Doublethink: A 21st century lifehack
Carlos Basurto | Thursday, September 7, 2023
Anyone who has had the opportunity to read Orwell’s ”1984” will be familiar with the concept of doublethink — the ability to simultaneously hold two contradictory beliefs in one’s cranial bathtub.
To doublethink is to be aware of the truth and still tell carefully constructed lies. It is to be completely committed to two ideas without acknowledging the destruction of logic in the process. Political leaders throughout history have used doublethink to delude people into submission, but what one fails to consider is its social implications.
Doublethink demonstrates that humans can be contradictory. We are reasonable creatures that strive to become unreasonable, that employ rationality to find irrationality. Why? When one manipulates the truth, one controls reality and the world inevitably becomes their sandbox. Thus, idealism reigns supreme when we think about anything we care about. That is to say, we separate what is presented before our eyes from what we desire, the latter being much more pleasant even if it is not bound to anything but our imagination.
We have incorporated doublethink into matters of the heart in our daily lives for convenience’s sake. You pretend you are something you are not until you become it. Believe you are, whilst knowing you are not, both statements are equally true in the eye of the beholder. Be it confidence, intelligence or wisdom, we manufacture doses of power architected after illusions. Who would not wish for a braver leader? A smarter student? A stronger role model? But that begs the question: When these attributes are based on nothing real, are they still real? If so, how do we differentiate what’s rooted in reality from what’s not? Doublethink cares not, as long as you believe you benefit from it. Do you?
I’d make the argument that you should care. Think not of the origin, but the objective of social doublethink: to trick. Now, no one can disagree with the benefits of tricking yourself into bettering yourself, but I believe there is an element that dissociates itself from the doublethinker: identity.
When someone stands for two opposites, they hold no integrity, the self is lost altogether. In praxis, it is the equivalent of a person having two completely different, mutually exclusive personalities depending on the social group they find themselves in while having both equally real to who they are.

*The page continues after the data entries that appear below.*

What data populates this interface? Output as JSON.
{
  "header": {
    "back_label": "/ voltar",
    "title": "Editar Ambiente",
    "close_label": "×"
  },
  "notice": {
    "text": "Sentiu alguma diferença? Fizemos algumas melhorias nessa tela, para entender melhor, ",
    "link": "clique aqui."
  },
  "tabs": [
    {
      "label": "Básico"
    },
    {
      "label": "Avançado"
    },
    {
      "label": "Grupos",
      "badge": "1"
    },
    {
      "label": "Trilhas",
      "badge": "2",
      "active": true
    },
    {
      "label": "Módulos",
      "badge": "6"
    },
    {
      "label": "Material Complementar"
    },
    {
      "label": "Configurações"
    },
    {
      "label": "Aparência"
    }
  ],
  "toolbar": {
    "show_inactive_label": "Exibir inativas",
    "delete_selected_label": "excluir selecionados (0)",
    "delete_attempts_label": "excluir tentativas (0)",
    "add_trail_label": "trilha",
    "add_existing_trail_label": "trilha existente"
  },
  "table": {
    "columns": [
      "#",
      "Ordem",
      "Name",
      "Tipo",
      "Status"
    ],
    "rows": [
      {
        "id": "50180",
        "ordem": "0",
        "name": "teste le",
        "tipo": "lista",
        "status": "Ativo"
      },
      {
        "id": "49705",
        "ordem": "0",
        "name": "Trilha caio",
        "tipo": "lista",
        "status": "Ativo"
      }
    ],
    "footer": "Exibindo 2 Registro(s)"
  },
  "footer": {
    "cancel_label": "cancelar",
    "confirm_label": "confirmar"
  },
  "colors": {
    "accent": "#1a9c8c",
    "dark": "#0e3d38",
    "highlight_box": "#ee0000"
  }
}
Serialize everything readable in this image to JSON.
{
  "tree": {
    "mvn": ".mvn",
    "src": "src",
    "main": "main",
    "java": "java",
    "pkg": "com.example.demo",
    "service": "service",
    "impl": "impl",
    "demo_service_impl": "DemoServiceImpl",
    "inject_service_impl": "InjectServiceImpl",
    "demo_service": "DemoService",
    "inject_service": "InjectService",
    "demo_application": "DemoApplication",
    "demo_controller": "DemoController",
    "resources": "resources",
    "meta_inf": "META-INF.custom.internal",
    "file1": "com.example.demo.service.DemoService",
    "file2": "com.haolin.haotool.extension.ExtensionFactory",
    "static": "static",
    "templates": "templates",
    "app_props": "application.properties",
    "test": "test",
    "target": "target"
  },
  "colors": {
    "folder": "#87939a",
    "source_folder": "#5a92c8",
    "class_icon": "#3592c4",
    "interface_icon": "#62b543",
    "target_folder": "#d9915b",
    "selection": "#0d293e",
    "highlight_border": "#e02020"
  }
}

Then, who are they? The former, the latter or something in between? Maybe none at all. Now, if the agent of doublethink knows not, how could the recipients? What about the members of these groups who believe in a farce? Who they believe to be their friend never existed at all. Would you call that relationship real?
That is the core of our issue, which is increasingly common as our society becomes ever interconnected, ever fantastical. For a relationship to be honest, it must be genuine, but being genuine is not convenient. Being genuine rarely advances your social, hierarchical interests for it does not offer a greater image of who you are. To be genuine is to renounce doublethink and embrace reality for what it is. Sometimes, at the cost of your social positioning.
It has become commonplace to expect a lie before a truth. Thus, we teach kids to lie. If not expressed, certainly implied. It is no coincidence people lie in their resumés and applications, in their Tinder profiles and Instagram bios and in their head to themselves. They know what they are saying are lies, but when one lives the lie daily, haven’t they faked it and essentially made it? Have they not succeeded? They have finally won the game of life. They became doublethinkers.
Humans are ever-changing creatures, transformation does not necessitate some sort of hypocrisy, but deceit does. The worst deceit of them all is the deceit of the self. What I propose is not to stop dreaming, but to never lose sight of the self. Exploration is imperative when experiencing growth, but we must not miss the forest for the trees. To lose sight of your identity is a violation of your human spirit by your own hand. Is it truly worth it? Why not find a way to make it without faking it? Life is complicated as is, why must you play a multifaceted zero-sum game in the midst of it too?
What I say, then, is that maybe there is no reason to lie, to deceit, to doublethink. Maybe, just maybe, you’re already enough.
Carlos A. Basurto is a sophomore at Notre Dame ready to delve into his philosophy major with the hopes of adding the burden of a Computer Science major on top of that. When not busy you can find him consuming yet another 3+ hour-long analysis video of a show he has yet to watch or masochistically completing every achievement from a variety of video games. Now with the power to channel his least insane ideas, feel free to talk about them via email at [email protected] (he is, tragically, very fond of speaking further about anything at all).
The views expressed in this column are those of the author and not necessarily those of The Observer.